# [ACTIVITY]
Search the entries for the word "with". Copy every line where it turns up.

Items from an interface collection
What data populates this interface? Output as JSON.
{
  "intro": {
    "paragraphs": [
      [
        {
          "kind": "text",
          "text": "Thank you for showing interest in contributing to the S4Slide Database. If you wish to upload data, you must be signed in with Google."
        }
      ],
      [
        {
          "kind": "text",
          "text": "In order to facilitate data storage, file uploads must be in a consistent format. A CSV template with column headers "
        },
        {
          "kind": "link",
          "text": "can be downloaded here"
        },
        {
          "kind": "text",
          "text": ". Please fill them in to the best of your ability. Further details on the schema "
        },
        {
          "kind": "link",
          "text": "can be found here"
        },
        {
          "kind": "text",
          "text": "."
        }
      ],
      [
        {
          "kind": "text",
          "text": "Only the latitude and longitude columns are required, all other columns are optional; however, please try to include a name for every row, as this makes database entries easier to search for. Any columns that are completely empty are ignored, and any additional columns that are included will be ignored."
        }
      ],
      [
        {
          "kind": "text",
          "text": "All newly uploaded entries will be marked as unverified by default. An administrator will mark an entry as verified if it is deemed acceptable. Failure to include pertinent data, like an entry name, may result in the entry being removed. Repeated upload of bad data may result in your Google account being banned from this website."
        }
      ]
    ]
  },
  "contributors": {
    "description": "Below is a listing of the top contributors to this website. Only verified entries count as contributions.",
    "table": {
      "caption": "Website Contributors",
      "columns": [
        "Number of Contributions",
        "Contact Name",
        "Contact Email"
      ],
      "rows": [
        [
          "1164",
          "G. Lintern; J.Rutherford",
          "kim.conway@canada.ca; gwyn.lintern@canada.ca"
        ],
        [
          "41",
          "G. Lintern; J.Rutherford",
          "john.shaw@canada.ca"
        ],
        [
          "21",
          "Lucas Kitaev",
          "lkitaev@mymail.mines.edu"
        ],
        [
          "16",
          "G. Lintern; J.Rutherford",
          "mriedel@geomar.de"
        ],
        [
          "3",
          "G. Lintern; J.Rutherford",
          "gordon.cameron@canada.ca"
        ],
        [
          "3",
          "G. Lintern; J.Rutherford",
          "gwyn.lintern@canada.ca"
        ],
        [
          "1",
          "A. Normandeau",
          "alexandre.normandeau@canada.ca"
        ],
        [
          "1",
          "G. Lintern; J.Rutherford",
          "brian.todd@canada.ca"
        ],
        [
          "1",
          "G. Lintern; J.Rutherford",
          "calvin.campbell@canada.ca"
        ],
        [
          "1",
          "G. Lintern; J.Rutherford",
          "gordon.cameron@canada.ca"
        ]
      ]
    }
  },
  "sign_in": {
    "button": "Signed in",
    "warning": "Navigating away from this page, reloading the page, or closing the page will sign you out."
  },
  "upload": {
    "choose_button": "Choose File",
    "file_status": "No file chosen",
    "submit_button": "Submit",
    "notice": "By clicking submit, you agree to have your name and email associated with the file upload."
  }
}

# [TASK RESPONSE]
          "text": "Thank you for showing interest in contributing to the S4Slide Database. If you wish to upload data, you must be signed in with Google."
          "text": "In order to facilitate data storage, file uploads must be in a consistent format. A CSV template with column headers "
    "notice": "By clicking submit, you agree to have your name and email associated with the file upload."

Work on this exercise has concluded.